The word to find is "underlined". Copy each line of the material that contains it.

►

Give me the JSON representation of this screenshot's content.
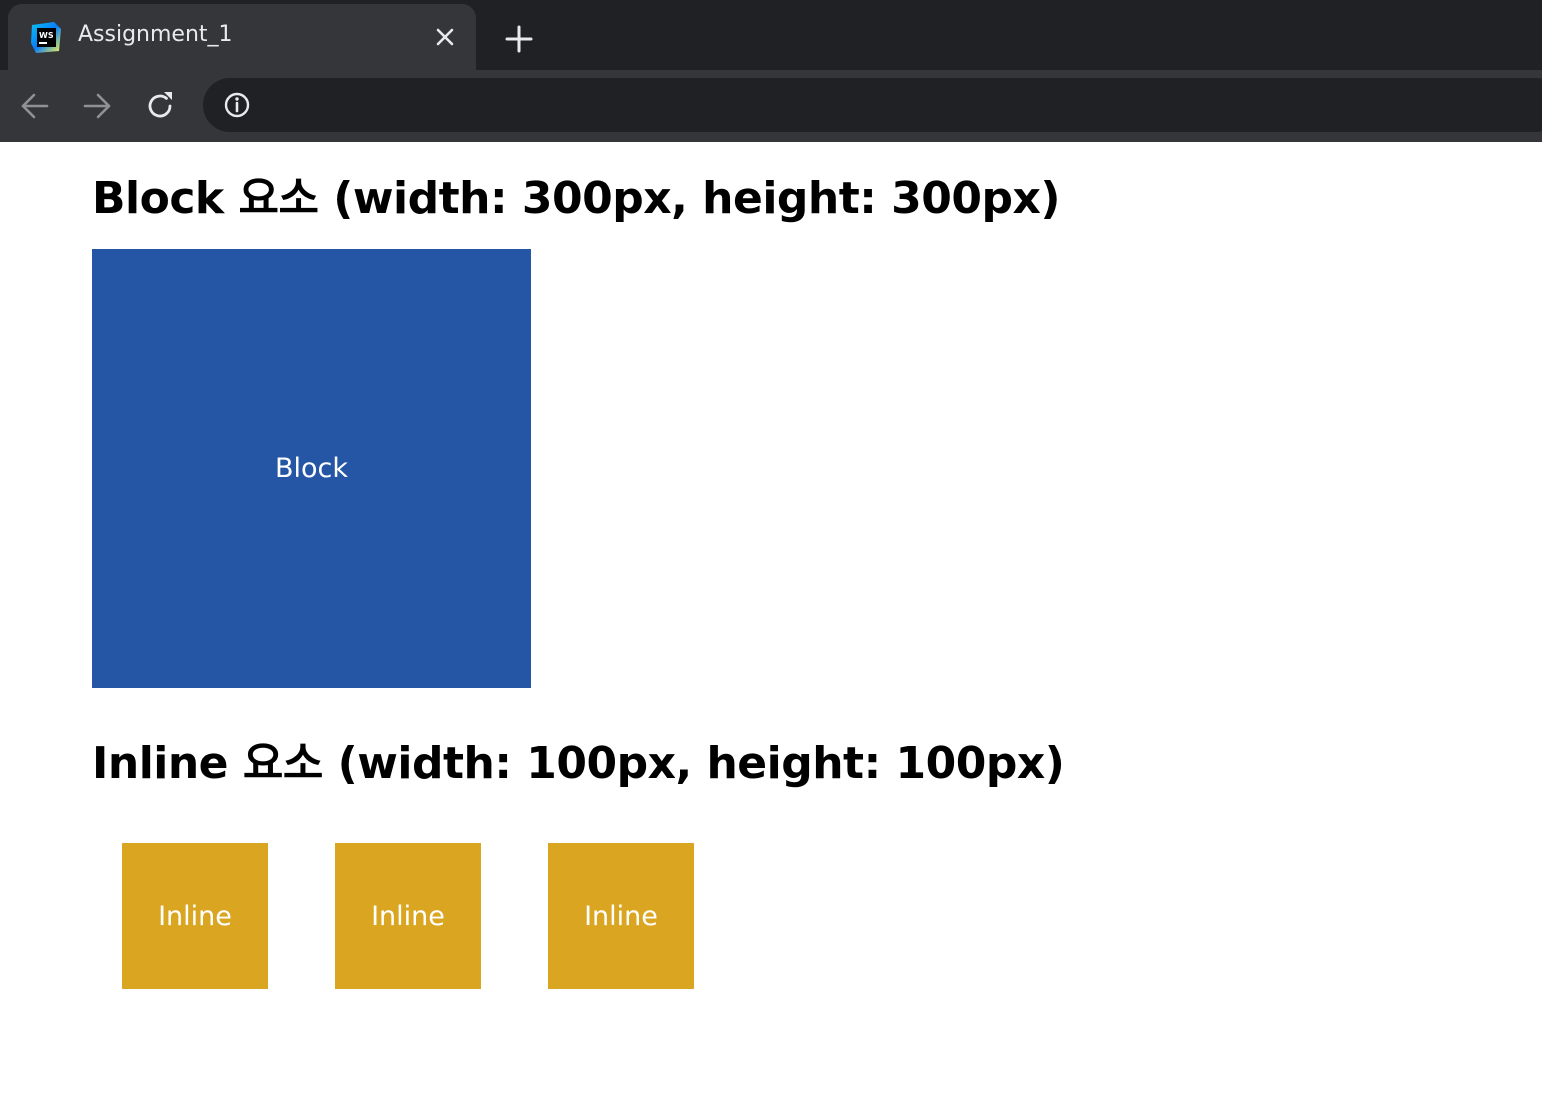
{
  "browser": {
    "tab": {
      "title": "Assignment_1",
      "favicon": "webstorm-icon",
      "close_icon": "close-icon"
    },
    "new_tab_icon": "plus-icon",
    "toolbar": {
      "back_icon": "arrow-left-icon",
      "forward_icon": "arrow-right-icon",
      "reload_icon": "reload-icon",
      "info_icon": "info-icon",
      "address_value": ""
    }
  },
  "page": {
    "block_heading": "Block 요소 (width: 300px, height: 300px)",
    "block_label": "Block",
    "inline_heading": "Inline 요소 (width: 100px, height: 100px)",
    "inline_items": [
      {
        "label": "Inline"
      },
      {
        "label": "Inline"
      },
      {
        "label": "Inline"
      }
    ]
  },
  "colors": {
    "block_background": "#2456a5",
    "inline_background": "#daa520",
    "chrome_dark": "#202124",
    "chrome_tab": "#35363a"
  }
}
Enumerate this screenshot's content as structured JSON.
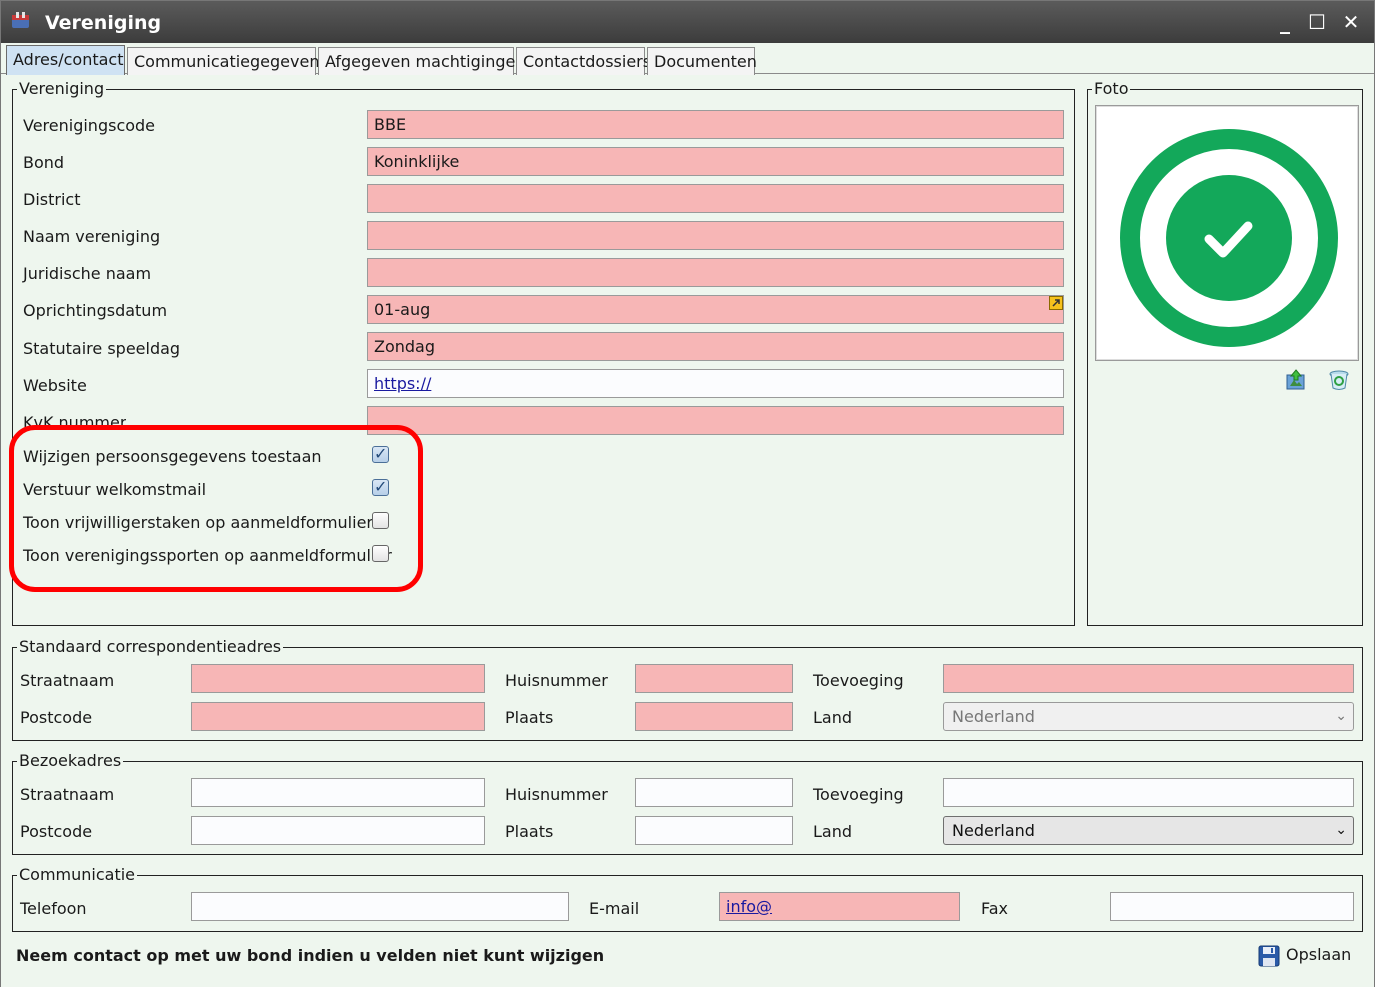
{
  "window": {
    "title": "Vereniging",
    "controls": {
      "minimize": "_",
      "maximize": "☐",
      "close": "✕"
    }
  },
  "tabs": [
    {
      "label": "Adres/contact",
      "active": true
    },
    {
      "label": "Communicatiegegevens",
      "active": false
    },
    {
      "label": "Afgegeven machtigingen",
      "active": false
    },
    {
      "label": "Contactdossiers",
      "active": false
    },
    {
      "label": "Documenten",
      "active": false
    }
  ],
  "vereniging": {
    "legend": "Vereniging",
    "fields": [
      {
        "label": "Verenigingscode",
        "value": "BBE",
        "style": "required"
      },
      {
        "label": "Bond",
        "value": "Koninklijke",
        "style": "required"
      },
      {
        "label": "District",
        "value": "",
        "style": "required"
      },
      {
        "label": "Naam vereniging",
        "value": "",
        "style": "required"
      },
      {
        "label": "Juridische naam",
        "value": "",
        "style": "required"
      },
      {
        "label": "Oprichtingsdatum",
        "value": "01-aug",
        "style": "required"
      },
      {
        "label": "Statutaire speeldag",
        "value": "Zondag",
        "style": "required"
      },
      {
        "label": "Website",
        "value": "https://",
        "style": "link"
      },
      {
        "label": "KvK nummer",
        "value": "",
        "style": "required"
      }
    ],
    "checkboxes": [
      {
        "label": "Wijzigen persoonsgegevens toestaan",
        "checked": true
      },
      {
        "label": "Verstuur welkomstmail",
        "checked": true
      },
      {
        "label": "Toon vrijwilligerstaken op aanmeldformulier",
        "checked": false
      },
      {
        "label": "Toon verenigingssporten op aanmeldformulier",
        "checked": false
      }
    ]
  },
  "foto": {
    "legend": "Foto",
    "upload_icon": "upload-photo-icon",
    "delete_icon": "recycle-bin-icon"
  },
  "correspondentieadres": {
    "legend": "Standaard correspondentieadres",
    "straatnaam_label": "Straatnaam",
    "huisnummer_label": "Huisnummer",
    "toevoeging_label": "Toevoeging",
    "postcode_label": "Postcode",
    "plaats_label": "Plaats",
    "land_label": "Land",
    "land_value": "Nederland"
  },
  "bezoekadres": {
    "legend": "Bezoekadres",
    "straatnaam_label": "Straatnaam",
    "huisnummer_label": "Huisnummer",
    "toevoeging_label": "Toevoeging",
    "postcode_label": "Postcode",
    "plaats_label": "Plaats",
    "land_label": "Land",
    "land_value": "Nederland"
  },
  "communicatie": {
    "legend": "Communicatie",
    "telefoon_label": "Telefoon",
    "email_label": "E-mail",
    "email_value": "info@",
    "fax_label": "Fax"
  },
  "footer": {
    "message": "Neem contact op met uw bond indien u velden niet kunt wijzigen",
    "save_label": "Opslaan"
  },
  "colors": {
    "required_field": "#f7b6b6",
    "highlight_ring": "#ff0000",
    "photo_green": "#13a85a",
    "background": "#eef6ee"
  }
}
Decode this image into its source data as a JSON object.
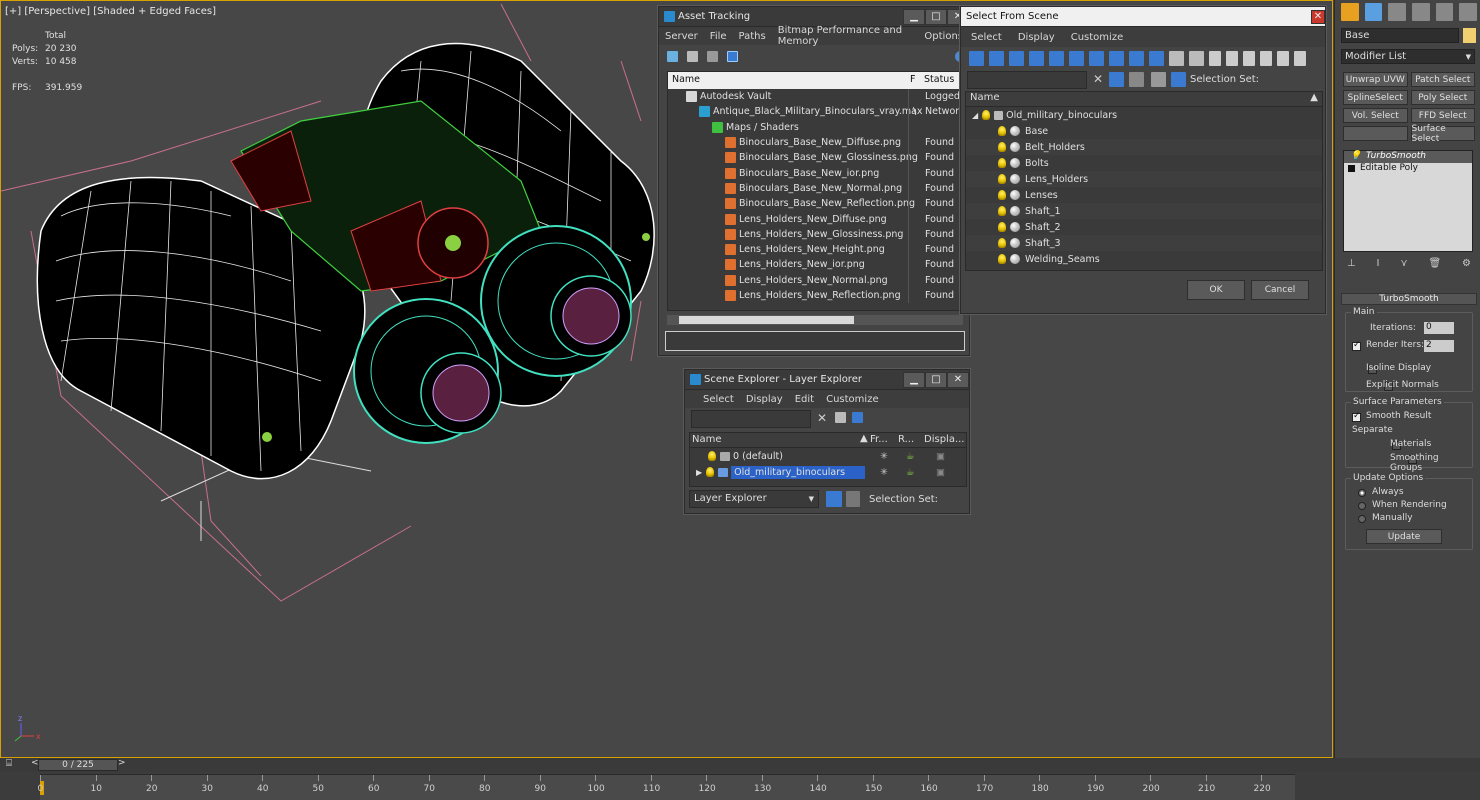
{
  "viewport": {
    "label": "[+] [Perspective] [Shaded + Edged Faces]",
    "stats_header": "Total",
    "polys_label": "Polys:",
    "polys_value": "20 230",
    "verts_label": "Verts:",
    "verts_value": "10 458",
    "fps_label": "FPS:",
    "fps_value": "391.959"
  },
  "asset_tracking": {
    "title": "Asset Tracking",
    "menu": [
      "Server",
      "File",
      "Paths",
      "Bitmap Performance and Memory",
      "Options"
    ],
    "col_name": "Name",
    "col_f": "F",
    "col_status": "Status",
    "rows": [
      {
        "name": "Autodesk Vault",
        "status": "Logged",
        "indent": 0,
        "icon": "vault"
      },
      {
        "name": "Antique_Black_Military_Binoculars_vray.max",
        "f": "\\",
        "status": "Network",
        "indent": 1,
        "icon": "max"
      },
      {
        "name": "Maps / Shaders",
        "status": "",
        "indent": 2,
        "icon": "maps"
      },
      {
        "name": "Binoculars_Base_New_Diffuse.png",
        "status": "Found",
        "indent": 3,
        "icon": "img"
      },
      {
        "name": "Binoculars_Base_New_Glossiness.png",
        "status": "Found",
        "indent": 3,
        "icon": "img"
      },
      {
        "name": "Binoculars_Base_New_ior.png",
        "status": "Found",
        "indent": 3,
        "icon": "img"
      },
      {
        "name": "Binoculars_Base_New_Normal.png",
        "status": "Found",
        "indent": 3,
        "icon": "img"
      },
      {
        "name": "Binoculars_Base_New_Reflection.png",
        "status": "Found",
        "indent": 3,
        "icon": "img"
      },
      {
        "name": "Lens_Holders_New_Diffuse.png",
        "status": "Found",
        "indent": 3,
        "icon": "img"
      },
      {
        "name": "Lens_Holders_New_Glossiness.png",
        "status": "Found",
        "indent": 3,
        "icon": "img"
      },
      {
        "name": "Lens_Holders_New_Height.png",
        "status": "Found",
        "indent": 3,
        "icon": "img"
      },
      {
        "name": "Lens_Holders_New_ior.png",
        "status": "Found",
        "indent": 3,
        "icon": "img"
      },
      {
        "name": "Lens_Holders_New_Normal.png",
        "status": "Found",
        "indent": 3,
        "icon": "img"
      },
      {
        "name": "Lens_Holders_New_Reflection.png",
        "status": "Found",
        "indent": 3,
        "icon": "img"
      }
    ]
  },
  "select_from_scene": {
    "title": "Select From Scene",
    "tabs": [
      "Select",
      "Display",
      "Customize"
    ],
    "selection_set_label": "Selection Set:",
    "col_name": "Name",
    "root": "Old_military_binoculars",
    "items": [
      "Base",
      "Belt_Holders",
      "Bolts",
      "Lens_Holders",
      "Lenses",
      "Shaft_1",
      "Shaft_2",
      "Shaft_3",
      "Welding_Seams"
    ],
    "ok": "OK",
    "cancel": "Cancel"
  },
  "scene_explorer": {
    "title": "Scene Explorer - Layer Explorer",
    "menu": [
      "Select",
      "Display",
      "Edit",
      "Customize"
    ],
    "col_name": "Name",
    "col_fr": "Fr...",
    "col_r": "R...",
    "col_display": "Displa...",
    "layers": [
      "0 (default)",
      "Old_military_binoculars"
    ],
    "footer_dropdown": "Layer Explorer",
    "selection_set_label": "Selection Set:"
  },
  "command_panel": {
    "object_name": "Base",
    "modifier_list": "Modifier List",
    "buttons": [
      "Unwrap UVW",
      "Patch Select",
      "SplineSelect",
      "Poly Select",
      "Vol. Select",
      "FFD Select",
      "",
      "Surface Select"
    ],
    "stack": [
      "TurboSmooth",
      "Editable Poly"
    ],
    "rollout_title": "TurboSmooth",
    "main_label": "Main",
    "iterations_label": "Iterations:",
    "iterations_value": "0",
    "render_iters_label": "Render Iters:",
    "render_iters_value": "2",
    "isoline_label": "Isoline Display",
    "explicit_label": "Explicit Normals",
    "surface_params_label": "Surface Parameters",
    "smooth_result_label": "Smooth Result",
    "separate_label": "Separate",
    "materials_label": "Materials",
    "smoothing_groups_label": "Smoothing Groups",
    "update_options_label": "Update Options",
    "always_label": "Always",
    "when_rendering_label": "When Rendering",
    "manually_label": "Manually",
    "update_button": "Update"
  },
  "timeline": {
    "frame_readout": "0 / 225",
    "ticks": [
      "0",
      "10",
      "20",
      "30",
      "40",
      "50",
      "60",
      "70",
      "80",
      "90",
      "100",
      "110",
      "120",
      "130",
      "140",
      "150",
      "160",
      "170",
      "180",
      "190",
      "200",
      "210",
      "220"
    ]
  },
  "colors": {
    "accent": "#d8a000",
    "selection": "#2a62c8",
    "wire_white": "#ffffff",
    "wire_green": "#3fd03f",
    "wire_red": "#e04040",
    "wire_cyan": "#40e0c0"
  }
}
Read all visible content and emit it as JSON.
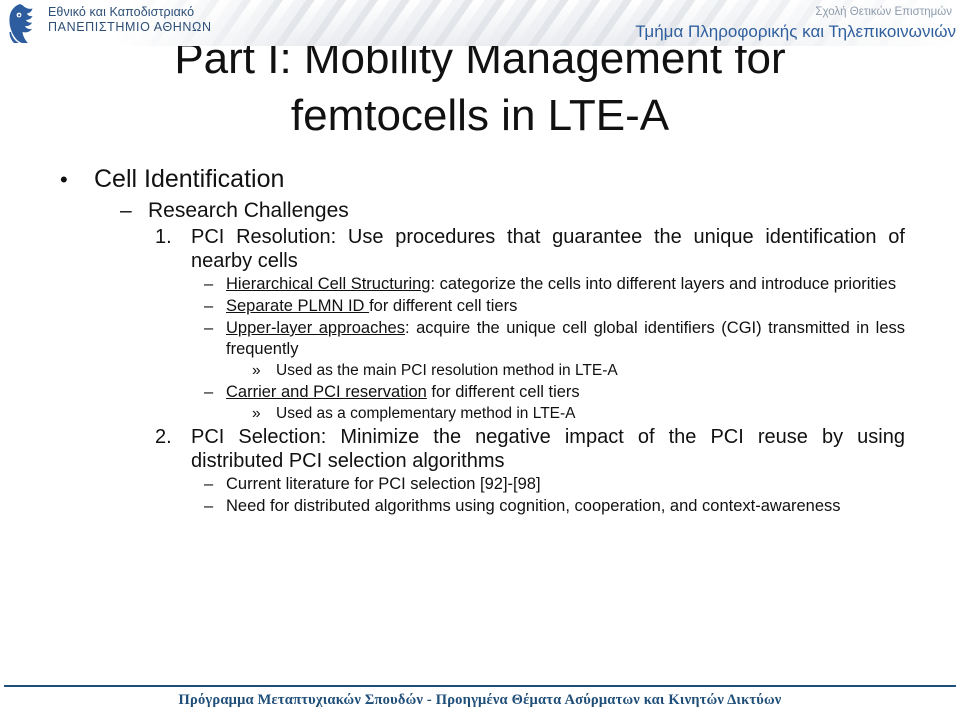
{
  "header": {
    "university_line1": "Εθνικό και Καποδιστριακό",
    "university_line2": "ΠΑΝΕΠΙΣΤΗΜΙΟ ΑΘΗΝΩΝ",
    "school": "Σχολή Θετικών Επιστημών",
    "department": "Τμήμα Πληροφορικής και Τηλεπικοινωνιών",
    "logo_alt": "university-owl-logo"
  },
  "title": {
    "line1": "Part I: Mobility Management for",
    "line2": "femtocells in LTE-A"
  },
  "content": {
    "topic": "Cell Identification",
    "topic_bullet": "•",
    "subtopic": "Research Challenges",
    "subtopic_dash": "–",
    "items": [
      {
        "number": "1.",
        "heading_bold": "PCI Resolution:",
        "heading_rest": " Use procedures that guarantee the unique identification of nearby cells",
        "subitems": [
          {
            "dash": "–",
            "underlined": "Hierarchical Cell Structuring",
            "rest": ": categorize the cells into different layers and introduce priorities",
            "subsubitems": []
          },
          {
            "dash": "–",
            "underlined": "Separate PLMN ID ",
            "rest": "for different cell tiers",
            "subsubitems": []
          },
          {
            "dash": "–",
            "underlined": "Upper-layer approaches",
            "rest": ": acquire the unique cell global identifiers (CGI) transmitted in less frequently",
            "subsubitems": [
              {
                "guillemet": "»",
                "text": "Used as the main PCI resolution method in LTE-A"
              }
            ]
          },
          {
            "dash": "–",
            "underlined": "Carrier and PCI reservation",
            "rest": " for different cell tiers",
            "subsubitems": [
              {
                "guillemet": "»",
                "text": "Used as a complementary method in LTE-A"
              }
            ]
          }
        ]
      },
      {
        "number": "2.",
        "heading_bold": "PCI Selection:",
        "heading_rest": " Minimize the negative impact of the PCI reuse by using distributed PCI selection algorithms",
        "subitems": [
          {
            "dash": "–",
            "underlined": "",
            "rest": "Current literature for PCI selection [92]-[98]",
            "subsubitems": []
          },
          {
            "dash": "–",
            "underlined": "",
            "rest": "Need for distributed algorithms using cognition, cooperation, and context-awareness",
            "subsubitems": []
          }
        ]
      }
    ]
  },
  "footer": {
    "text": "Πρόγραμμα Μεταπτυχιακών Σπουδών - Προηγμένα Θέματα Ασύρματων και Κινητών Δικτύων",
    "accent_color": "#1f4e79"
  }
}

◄

=== Your solution ===
            "underlined": "Hierarchical Cell Structuring",
            "underlined": "Separate PLMN ID ",
            "underlined": "Upper-layer approaches",
            "underlined": "Carrier and PCI reservation",
            "underlined": "",
            "underlined": "",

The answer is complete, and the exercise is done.